= Aim of the exercise =
Pictures in the records are to be excluded from an otherwise exact copy.

Web page and app entries
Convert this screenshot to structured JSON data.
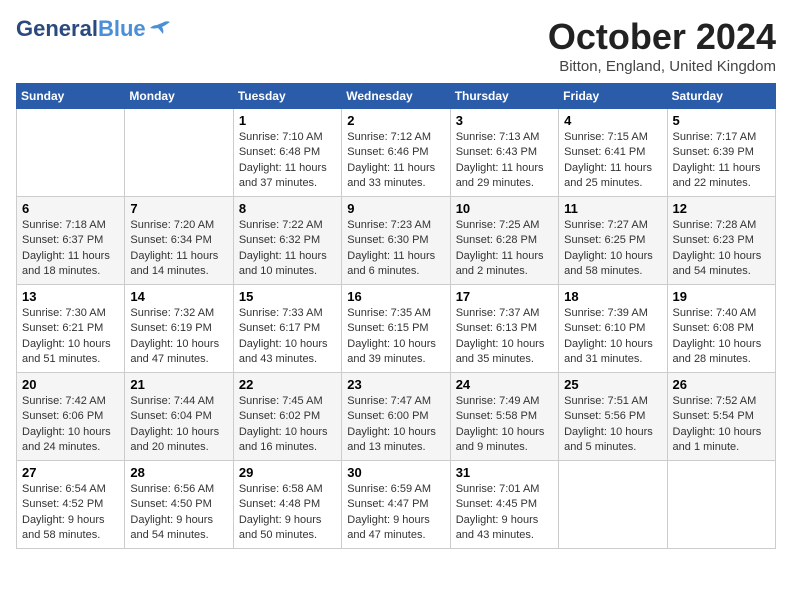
{
  "header": {
    "logo_general": "General",
    "logo_blue": "Blue",
    "month_title": "October 2024",
    "subtitle": "Bitton, England, United Kingdom"
  },
  "weekdays": [
    "Sunday",
    "Monday",
    "Tuesday",
    "Wednesday",
    "Thursday",
    "Friday",
    "Saturday"
  ],
  "weeks": [
    [
      {
        "day": "",
        "info": ""
      },
      {
        "day": "",
        "info": ""
      },
      {
        "day": "1",
        "info": "Sunrise: 7:10 AM\nSunset: 6:48 PM\nDaylight: 11 hours\nand 37 minutes."
      },
      {
        "day": "2",
        "info": "Sunrise: 7:12 AM\nSunset: 6:46 PM\nDaylight: 11 hours\nand 33 minutes."
      },
      {
        "day": "3",
        "info": "Sunrise: 7:13 AM\nSunset: 6:43 PM\nDaylight: 11 hours\nand 29 minutes."
      },
      {
        "day": "4",
        "info": "Sunrise: 7:15 AM\nSunset: 6:41 PM\nDaylight: 11 hours\nand 25 minutes."
      },
      {
        "day": "5",
        "info": "Sunrise: 7:17 AM\nSunset: 6:39 PM\nDaylight: 11 hours\nand 22 minutes."
      }
    ],
    [
      {
        "day": "6",
        "info": "Sunrise: 7:18 AM\nSunset: 6:37 PM\nDaylight: 11 hours\nand 18 minutes."
      },
      {
        "day": "7",
        "info": "Sunrise: 7:20 AM\nSunset: 6:34 PM\nDaylight: 11 hours\nand 14 minutes."
      },
      {
        "day": "8",
        "info": "Sunrise: 7:22 AM\nSunset: 6:32 PM\nDaylight: 11 hours\nand 10 minutes."
      },
      {
        "day": "9",
        "info": "Sunrise: 7:23 AM\nSunset: 6:30 PM\nDaylight: 11 hours\nand 6 minutes."
      },
      {
        "day": "10",
        "info": "Sunrise: 7:25 AM\nSunset: 6:28 PM\nDaylight: 11 hours\nand 2 minutes."
      },
      {
        "day": "11",
        "info": "Sunrise: 7:27 AM\nSunset: 6:25 PM\nDaylight: 10 hours\nand 58 minutes."
      },
      {
        "day": "12",
        "info": "Sunrise: 7:28 AM\nSunset: 6:23 PM\nDaylight: 10 hours\nand 54 minutes."
      }
    ],
    [
      {
        "day": "13",
        "info": "Sunrise: 7:30 AM\nSunset: 6:21 PM\nDaylight: 10 hours\nand 51 minutes."
      },
      {
        "day": "14",
        "info": "Sunrise: 7:32 AM\nSunset: 6:19 PM\nDaylight: 10 hours\nand 47 minutes."
      },
      {
        "day": "15",
        "info": "Sunrise: 7:33 AM\nSunset: 6:17 PM\nDaylight: 10 hours\nand 43 minutes."
      },
      {
        "day": "16",
        "info": "Sunrise: 7:35 AM\nSunset: 6:15 PM\nDaylight: 10 hours\nand 39 minutes."
      },
      {
        "day": "17",
        "info": "Sunrise: 7:37 AM\nSunset: 6:13 PM\nDaylight: 10 hours\nand 35 minutes."
      },
      {
        "day": "18",
        "info": "Sunrise: 7:39 AM\nSunset: 6:10 PM\nDaylight: 10 hours\nand 31 minutes."
      },
      {
        "day": "19",
        "info": "Sunrise: 7:40 AM\nSunset: 6:08 PM\nDaylight: 10 hours\nand 28 minutes."
      }
    ],
    [
      {
        "day": "20",
        "info": "Sunrise: 7:42 AM\nSunset: 6:06 PM\nDaylight: 10 hours\nand 24 minutes."
      },
      {
        "day": "21",
        "info": "Sunrise: 7:44 AM\nSunset: 6:04 PM\nDaylight: 10 hours\nand 20 minutes."
      },
      {
        "day": "22",
        "info": "Sunrise: 7:45 AM\nSunset: 6:02 PM\nDaylight: 10 hours\nand 16 minutes."
      },
      {
        "day": "23",
        "info": "Sunrise: 7:47 AM\nSunset: 6:00 PM\nDaylight: 10 hours\nand 13 minutes."
      },
      {
        "day": "24",
        "info": "Sunrise: 7:49 AM\nSunset: 5:58 PM\nDaylight: 10 hours\nand 9 minutes."
      },
      {
        "day": "25",
        "info": "Sunrise: 7:51 AM\nSunset: 5:56 PM\nDaylight: 10 hours\nand 5 minutes."
      },
      {
        "day": "26",
        "info": "Sunrise: 7:52 AM\nSunset: 5:54 PM\nDaylight: 10 hours\nand 1 minute."
      }
    ],
    [
      {
        "day": "27",
        "info": "Sunrise: 6:54 AM\nSunset: 4:52 PM\nDaylight: 9 hours\nand 58 minutes."
      },
      {
        "day": "28",
        "info": "Sunrise: 6:56 AM\nSunset: 4:50 PM\nDaylight: 9 hours\nand 54 minutes."
      },
      {
        "day": "29",
        "info": "Sunrise: 6:58 AM\nSunset: 4:48 PM\nDaylight: 9 hours\nand 50 minutes."
      },
      {
        "day": "30",
        "info": "Sunrise: 6:59 AM\nSunset: 4:47 PM\nDaylight: 9 hours\nand 47 minutes."
      },
      {
        "day": "31",
        "info": "Sunrise: 7:01 AM\nSunset: 4:45 PM\nDaylight: 9 hours\nand 43 minutes."
      },
      {
        "day": "",
        "info": ""
      },
      {
        "day": "",
        "info": ""
      }
    ]
  ]
}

= Result for this exercise =
Convert this screenshot to structured JSON data.
{
  "header": {
    "logo_general": "General",
    "logo_blue": "Blue",
    "month_title": "October 2024",
    "subtitle": "Bitton, England, United Kingdom"
  },
  "weekdays": [
    "Sunday",
    "Monday",
    "Tuesday",
    "Wednesday",
    "Thursday",
    "Friday",
    "Saturday"
  ],
  "weeks": [
    [
      {
        "day": "",
        "info": ""
      },
      {
        "day": "",
        "info": ""
      },
      {
        "day": "1",
        "info": "Sunrise: 7:10 AM\nSunset: 6:48 PM\nDaylight: 11 hours\nand 37 minutes."
      },
      {
        "day": "2",
        "info": "Sunrise: 7:12 AM\nSunset: 6:46 PM\nDaylight: 11 hours\nand 33 minutes."
      },
      {
        "day": "3",
        "info": "Sunrise: 7:13 AM\nSunset: 6:43 PM\nDaylight: 11 hours\nand 29 minutes."
      },
      {
        "day": "4",
        "info": "Sunrise: 7:15 AM\nSunset: 6:41 PM\nDaylight: 11 hours\nand 25 minutes."
      },
      {
        "day": "5",
        "info": "Sunrise: 7:17 AM\nSunset: 6:39 PM\nDaylight: 11 hours\nand 22 minutes."
      }
    ],
    [
      {
        "day": "6",
        "info": "Sunrise: 7:18 AM\nSunset: 6:37 PM\nDaylight: 11 hours\nand 18 minutes."
      },
      {
        "day": "7",
        "info": "Sunrise: 7:20 AM\nSunset: 6:34 PM\nDaylight: 11 hours\nand 14 minutes."
      },
      {
        "day": "8",
        "info": "Sunrise: 7:22 AM\nSunset: 6:32 PM\nDaylight: 11 hours\nand 10 minutes."
      },
      {
        "day": "9",
        "info": "Sunrise: 7:23 AM\nSunset: 6:30 PM\nDaylight: 11 hours\nand 6 minutes."
      },
      {
        "day": "10",
        "info": "Sunrise: 7:25 AM\nSunset: 6:28 PM\nDaylight: 11 hours\nand 2 minutes."
      },
      {
        "day": "11",
        "info": "Sunrise: 7:27 AM\nSunset: 6:25 PM\nDaylight: 10 hours\nand 58 minutes."
      },
      {
        "day": "12",
        "info": "Sunrise: 7:28 AM\nSunset: 6:23 PM\nDaylight: 10 hours\nand 54 minutes."
      }
    ],
    [
      {
        "day": "13",
        "info": "Sunrise: 7:30 AM\nSunset: 6:21 PM\nDaylight: 10 hours\nand 51 minutes."
      },
      {
        "day": "14",
        "info": "Sunrise: 7:32 AM\nSunset: 6:19 PM\nDaylight: 10 hours\nand 47 minutes."
      },
      {
        "day": "15",
        "info": "Sunrise: 7:33 AM\nSunset: 6:17 PM\nDaylight: 10 hours\nand 43 minutes."
      },
      {
        "day": "16",
        "info": "Sunrise: 7:35 AM\nSunset: 6:15 PM\nDaylight: 10 hours\nand 39 minutes."
      },
      {
        "day": "17",
        "info": "Sunrise: 7:37 AM\nSunset: 6:13 PM\nDaylight: 10 hours\nand 35 minutes."
      },
      {
        "day": "18",
        "info": "Sunrise: 7:39 AM\nSunset: 6:10 PM\nDaylight: 10 hours\nand 31 minutes."
      },
      {
        "day": "19",
        "info": "Sunrise: 7:40 AM\nSunset: 6:08 PM\nDaylight: 10 hours\nand 28 minutes."
      }
    ],
    [
      {
        "day": "20",
        "info": "Sunrise: 7:42 AM\nSunset: 6:06 PM\nDaylight: 10 hours\nand 24 minutes."
      },
      {
        "day": "21",
        "info": "Sunrise: 7:44 AM\nSunset: 6:04 PM\nDaylight: 10 hours\nand 20 minutes."
      },
      {
        "day": "22",
        "info": "Sunrise: 7:45 AM\nSunset: 6:02 PM\nDaylight: 10 hours\nand 16 minutes."
      },
      {
        "day": "23",
        "info": "Sunrise: 7:47 AM\nSunset: 6:00 PM\nDaylight: 10 hours\nand 13 minutes."
      },
      {
        "day": "24",
        "info": "Sunrise: 7:49 AM\nSunset: 5:58 PM\nDaylight: 10 hours\nand 9 minutes."
      },
      {
        "day": "25",
        "info": "Sunrise: 7:51 AM\nSunset: 5:56 PM\nDaylight: 10 hours\nand 5 minutes."
      },
      {
        "day": "26",
        "info": "Sunrise: 7:52 AM\nSunset: 5:54 PM\nDaylight: 10 hours\nand 1 minute."
      }
    ],
    [
      {
        "day": "27",
        "info": "Sunrise: 6:54 AM\nSunset: 4:52 PM\nDaylight: 9 hours\nand 58 minutes."
      },
      {
        "day": "28",
        "info": "Sunrise: 6:56 AM\nSunset: 4:50 PM\nDaylight: 9 hours\nand 54 minutes."
      },
      {
        "day": "29",
        "info": "Sunrise: 6:58 AM\nSunset: 4:48 PM\nDaylight: 9 hours\nand 50 minutes."
      },
      {
        "day": "30",
        "info": "Sunrise: 6:59 AM\nSunset: 4:47 PM\nDaylight: 9 hours\nand 47 minutes."
      },
      {
        "day": "31",
        "info": "Sunrise: 7:01 AM\nSunset: 4:45 PM\nDaylight: 9 hours\nand 43 minutes."
      },
      {
        "day": "",
        "info": ""
      },
      {
        "day": "",
        "info": ""
      }
    ]
  ]
}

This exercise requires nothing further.